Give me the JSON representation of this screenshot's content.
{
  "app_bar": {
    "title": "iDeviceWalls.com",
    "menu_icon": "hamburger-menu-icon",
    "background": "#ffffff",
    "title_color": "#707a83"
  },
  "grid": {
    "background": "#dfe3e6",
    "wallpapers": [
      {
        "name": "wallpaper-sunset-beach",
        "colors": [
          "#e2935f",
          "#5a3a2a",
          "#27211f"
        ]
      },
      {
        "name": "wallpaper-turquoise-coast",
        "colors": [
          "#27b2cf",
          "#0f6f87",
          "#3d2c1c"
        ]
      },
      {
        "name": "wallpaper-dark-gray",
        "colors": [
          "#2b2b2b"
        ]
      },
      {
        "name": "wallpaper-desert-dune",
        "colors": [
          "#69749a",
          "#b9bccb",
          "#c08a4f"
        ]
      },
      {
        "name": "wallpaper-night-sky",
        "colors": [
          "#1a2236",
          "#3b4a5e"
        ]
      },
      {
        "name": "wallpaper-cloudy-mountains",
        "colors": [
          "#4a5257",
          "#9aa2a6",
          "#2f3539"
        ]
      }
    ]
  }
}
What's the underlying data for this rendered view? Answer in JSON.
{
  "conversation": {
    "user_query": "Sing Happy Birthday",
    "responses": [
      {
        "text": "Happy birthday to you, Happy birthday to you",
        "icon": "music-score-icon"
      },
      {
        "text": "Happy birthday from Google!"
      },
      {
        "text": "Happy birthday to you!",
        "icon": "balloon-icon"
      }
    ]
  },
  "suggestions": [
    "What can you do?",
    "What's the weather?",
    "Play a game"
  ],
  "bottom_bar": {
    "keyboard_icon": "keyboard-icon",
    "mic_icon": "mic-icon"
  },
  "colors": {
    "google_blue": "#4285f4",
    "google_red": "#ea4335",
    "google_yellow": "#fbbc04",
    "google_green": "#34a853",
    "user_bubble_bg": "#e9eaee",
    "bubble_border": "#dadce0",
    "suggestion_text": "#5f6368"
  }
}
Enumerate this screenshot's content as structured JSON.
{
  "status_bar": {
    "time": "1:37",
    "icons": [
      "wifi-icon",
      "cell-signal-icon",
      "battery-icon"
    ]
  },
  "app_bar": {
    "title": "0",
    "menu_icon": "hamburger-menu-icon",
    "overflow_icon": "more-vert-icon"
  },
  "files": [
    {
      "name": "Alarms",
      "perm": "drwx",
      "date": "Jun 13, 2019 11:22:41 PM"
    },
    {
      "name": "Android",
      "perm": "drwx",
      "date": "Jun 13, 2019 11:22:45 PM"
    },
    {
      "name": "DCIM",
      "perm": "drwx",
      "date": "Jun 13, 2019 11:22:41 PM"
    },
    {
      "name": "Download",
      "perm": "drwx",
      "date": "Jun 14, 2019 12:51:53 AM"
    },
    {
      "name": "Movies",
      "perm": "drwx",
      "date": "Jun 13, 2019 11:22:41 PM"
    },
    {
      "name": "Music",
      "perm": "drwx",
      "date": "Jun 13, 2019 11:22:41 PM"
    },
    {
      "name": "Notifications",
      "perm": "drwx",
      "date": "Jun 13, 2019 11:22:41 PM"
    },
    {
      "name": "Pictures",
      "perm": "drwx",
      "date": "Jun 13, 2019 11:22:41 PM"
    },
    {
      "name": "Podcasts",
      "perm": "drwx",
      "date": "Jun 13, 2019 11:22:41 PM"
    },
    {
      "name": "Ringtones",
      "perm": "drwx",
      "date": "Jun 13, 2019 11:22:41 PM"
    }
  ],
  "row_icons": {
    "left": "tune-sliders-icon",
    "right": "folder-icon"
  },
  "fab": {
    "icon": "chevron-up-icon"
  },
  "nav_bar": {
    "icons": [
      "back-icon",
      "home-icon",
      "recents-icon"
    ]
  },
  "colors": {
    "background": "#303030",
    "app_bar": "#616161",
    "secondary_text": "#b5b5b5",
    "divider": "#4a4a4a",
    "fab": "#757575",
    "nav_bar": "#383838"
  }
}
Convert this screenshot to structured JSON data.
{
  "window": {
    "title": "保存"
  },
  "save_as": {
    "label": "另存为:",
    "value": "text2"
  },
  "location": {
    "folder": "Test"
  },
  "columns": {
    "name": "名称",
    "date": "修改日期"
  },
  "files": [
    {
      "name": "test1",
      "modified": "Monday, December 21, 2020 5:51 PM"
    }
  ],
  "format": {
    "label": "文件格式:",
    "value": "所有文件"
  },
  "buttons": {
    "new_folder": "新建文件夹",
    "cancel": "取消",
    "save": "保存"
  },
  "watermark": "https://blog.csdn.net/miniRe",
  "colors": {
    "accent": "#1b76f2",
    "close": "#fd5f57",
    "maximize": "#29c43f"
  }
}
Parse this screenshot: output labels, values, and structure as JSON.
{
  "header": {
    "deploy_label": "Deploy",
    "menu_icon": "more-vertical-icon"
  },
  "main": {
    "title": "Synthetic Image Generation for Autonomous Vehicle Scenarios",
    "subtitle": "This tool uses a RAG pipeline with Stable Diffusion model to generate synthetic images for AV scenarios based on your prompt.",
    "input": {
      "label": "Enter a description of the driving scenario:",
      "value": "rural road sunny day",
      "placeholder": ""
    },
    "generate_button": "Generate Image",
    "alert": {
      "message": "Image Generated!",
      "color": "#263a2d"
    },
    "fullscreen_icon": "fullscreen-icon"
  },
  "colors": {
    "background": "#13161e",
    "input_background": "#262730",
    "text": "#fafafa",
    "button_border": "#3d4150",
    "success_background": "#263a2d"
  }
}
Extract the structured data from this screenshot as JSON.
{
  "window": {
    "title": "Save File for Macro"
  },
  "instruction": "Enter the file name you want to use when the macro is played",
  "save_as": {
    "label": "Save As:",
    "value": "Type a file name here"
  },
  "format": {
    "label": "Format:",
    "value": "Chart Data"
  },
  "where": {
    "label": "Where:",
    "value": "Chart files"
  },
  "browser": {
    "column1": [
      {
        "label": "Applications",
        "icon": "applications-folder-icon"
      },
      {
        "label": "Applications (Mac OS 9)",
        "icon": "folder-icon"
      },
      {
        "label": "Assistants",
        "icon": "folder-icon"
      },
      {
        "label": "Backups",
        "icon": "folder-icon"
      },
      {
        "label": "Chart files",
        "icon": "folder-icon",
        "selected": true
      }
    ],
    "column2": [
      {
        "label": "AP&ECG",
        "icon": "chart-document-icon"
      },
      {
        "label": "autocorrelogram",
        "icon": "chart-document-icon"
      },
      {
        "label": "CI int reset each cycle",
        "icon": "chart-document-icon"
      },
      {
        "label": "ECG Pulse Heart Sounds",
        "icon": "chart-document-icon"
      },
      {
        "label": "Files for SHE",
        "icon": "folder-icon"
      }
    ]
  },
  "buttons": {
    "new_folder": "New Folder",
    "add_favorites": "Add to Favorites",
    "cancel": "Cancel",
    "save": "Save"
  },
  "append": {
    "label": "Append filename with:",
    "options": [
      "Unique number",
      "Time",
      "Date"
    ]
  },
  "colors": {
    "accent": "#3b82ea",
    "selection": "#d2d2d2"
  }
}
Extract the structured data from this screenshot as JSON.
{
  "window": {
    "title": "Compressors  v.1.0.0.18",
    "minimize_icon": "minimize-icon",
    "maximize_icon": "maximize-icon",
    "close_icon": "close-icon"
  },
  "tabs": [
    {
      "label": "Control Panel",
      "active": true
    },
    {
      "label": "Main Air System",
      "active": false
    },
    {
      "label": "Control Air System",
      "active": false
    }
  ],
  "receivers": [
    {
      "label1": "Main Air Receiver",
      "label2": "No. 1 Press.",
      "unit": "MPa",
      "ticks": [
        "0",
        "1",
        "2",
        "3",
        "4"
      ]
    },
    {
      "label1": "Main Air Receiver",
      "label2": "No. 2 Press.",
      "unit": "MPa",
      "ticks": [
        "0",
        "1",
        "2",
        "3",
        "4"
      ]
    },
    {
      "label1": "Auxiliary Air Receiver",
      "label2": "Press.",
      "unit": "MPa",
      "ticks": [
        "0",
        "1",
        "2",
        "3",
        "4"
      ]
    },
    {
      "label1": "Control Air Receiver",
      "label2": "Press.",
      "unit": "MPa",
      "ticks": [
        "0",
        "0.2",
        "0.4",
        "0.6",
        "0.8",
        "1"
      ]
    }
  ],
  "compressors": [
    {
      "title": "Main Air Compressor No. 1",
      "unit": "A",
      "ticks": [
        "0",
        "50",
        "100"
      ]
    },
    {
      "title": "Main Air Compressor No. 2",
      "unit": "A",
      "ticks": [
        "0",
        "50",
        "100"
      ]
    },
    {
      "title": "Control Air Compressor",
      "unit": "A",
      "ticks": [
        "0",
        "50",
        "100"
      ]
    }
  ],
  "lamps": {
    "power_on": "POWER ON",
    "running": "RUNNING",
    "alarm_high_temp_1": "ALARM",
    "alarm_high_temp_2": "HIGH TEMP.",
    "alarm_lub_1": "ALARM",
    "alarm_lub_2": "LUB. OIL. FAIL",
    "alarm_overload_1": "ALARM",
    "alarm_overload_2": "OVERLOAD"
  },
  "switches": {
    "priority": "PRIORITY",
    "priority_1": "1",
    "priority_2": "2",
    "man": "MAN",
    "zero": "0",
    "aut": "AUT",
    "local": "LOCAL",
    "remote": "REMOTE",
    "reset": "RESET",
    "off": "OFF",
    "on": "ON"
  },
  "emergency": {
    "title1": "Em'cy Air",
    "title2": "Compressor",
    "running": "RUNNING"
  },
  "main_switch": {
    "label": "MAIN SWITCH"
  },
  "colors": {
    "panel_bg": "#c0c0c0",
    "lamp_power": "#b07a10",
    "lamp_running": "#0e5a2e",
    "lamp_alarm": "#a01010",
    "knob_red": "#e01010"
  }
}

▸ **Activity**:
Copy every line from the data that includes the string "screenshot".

▸ **Response**:
Give me the JSON representation of this screenshot's content.
Enumerate this screenshot's content as structured JSON.
Convert this screenshot to structured JSON data.
Parse this screenshot: output labels, values, and structure as JSON.
Extract the structured data from this screenshot as JSON.
Extract the structured data from this screenshot as JSON.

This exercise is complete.